Provided entries:
============
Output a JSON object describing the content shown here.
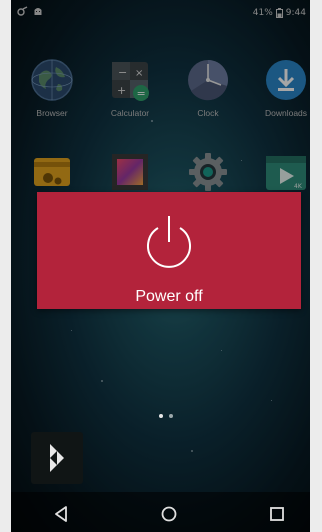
{
  "status_bar": {
    "battery_percent": "41%",
    "time": "9:44",
    "left_icons": [
      "notification-icon",
      "android-icon"
    ]
  },
  "apps": [
    {
      "label": "Browser",
      "icon": "browser-globe-icon"
    },
    {
      "label": "Calculator",
      "icon": "calculator-icon"
    },
    {
      "label": "Clock",
      "icon": "clock-icon"
    },
    {
      "label": "Downloads",
      "icon": "downloads-icon"
    },
    {
      "label": "",
      "icon": "settings-card-icon"
    },
    {
      "label": "",
      "icon": "gallery-icon"
    },
    {
      "label": "",
      "icon": "gear-icon"
    },
    {
      "label": "",
      "icon": "video-4k-icon"
    }
  ],
  "dialog": {
    "label": "Power off",
    "icon": "power-icon",
    "color": "#b3233b"
  },
  "page_indicator": {
    "pages": 2,
    "active": 0
  },
  "nav_bar": {
    "buttons": [
      "back-icon",
      "home-icon",
      "recents-icon"
    ]
  }
}
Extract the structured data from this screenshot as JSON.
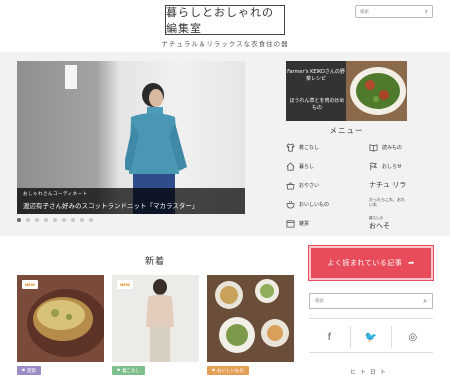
{
  "header": {
    "logo": "暮らしとおしゃれの編集室",
    "tagline": "ナチュラル＆リラックスな衣食住の器",
    "search_placeholder": "検索"
  },
  "hero": {
    "caption_small": "おしゃれさんコーディネート",
    "caption_main": "渡辺有子さん好みのスコットランドニット「マカラスター」",
    "slide_count": 9,
    "active_slide": 1
  },
  "promo": {
    "top_text": "Farmer's KEIKOさんの野菜レシピ",
    "bottom_text": "ほうれん草とを肉の炒めもの"
  },
  "menu": {
    "title": "メニュー",
    "left": [
      {
        "label": "着こなし",
        "icon": "shirt-icon"
      },
      {
        "label": "暮らし",
        "icon": "house-icon"
      },
      {
        "label": "おやさい",
        "icon": "basket-icon"
      },
      {
        "label": "おいしいもの",
        "icon": "bowl-icon"
      },
      {
        "label": "雑貨",
        "icon": "box-icon"
      }
    ],
    "right": [
      {
        "label": "読みもの",
        "icon": "book-icon"
      },
      {
        "label": "おしらせ",
        "icon": "flag-icon"
      },
      {
        "label": "ナチュ リラ",
        "icon": "",
        "style": "big"
      },
      {
        "label": "だったらこれ、おたいれ",
        "icon": "",
        "style": "small"
      },
      {
        "label": "おへそ",
        "icon": "",
        "style": "big",
        "small_prefix": "暮らしの"
      }
    ]
  },
  "new_section": {
    "title": "新着",
    "tag_label": "NEW",
    "cards": [
      {
        "category": "雑貨",
        "cat_color": "#9b8cc6",
        "image": "bread-photo"
      },
      {
        "category": "着こなし",
        "cat_color": "#7fbf8e",
        "image": "fashion-photo"
      },
      {
        "category": "おいしいもの",
        "cat_color": "#e59f59",
        "image": "food-photo"
      }
    ]
  },
  "sidebar": {
    "popular_label": "よく読まれている記事",
    "search_placeholder": "検索",
    "social": [
      {
        "name": "facebook-icon",
        "glyph": "f"
      },
      {
        "name": "twitter-icon",
        "glyph": "🐦"
      },
      {
        "name": "instagram-icon",
        "glyph": "◎"
      }
    ],
    "cut_text": "ヒ ト 日 ト"
  },
  "colors": {
    "band": "#f2f2f2",
    "popular": "#e84c5a",
    "tag": "#e08a1a"
  }
}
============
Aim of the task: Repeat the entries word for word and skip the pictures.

Result:
Output a JSON object describing the content shown here.
{
  "status_bar": {
    "battery_percent": "41%",
    "time": "9:44",
    "left_icons": [
      "notification-icon",
      "android-icon"
    ]
  },
  "apps": [
    {
      "label": "Browser",
      "icon": "browser-globe-icon"
    },
    {
      "label": "Calculator",
      "icon": "calculator-icon"
    },
    {
      "label": "Clock",
      "icon": "clock-icon"
    },
    {
      "label": "Downloads",
      "icon": "downloads-icon"
    },
    {
      "label": "",
      "icon": "settings-card-icon"
    },
    {
      "label": "",
      "icon": "gallery-icon"
    },
    {
      "label": "",
      "icon": "gear-icon"
    },
    {
      "label": "",
      "icon": "video-4k-icon"
    }
  ],
  "dialog": {
    "label": "Power off",
    "icon": "power-icon",
    "color": "#b3233b"
  },
  "page_indicator": {
    "pages": 2,
    "active": 0
  },
  "nav_bar": {
    "buttons": [
      "back-icon",
      "home-icon",
      "recents-icon"
    ]
  }
}
Extract the structured data from this screenshot as JSON.
{
  "header": {
    "logo": "暮らしとおしゃれの編集室",
    "tagline": "ナチュラル＆リラックスな衣食住の器",
    "search_placeholder": "検索"
  },
  "hero": {
    "caption_small": "おしゃれさんコーディネート",
    "caption_main": "渡辺有子さん好みのスコットランドニット「マカラスター」",
    "slide_count": 9,
    "active_slide": 1
  },
  "promo": {
    "top_text": "Farmer's KEIKOさんの野菜レシピ",
    "bottom_text": "ほうれん草とを肉の炒めもの"
  },
  "menu": {
    "title": "メニュー",
    "left": [
      {
        "label": "着こなし",
        "icon": "shirt-icon"
      },
      {
        "label": "暮らし",
        "icon": "house-icon"
      },
      {
        "label": "おやさい",
        "icon": "basket-icon"
      },
      {
        "label": "おいしいもの",
        "icon": "bowl-icon"
      },
      {
        "label": "雑貨",
        "icon": "box-icon"
      }
    ],
    "right": [
      {
        "label": "読みもの",
        "icon": "book-icon"
      },
      {
        "label": "おしらせ",
        "icon": "flag-icon"
      },
      {
        "label": "ナチュ リラ",
        "icon": "",
        "style": "big"
      },
      {
        "label": "だったらこれ、おたいれ",
        "icon": "",
        "style": "small"
      },
      {
        "label": "おへそ",
        "icon": "",
        "style": "big",
        "small_prefix": "暮らしの"
      }
    ]
  },
  "new_section": {
    "title": "新着",
    "tag_label": "NEW",
    "cards": [
      {
        "category": "雑貨",
        "cat_color": "#9b8cc6",
        "image": "bread-photo"
      },
      {
        "category": "着こなし",
        "cat_color": "#7fbf8e",
        "image": "fashion-photo"
      },
      {
        "category": "おいしいもの",
        "cat_color": "#e59f59",
        "image": "food-photo"
      }
    ]
  },
  "sidebar": {
    "popular_label": "よく読まれている記事",
    "search_placeholder": "検索",
    "social": [
      {
        "name": "facebook-icon",
        "glyph": "f"
      },
      {
        "name": "twitter-icon",
        "glyph": "🐦"
      },
      {
        "name": "instagram-icon",
        "glyph": "◎"
      }
    ],
    "cut_text": "ヒ ト 日 ト"
  },
  "colors": {
    "band": "#f2f2f2",
    "popular": "#e84c5a",
    "tag": "#e08a1a"
  }
}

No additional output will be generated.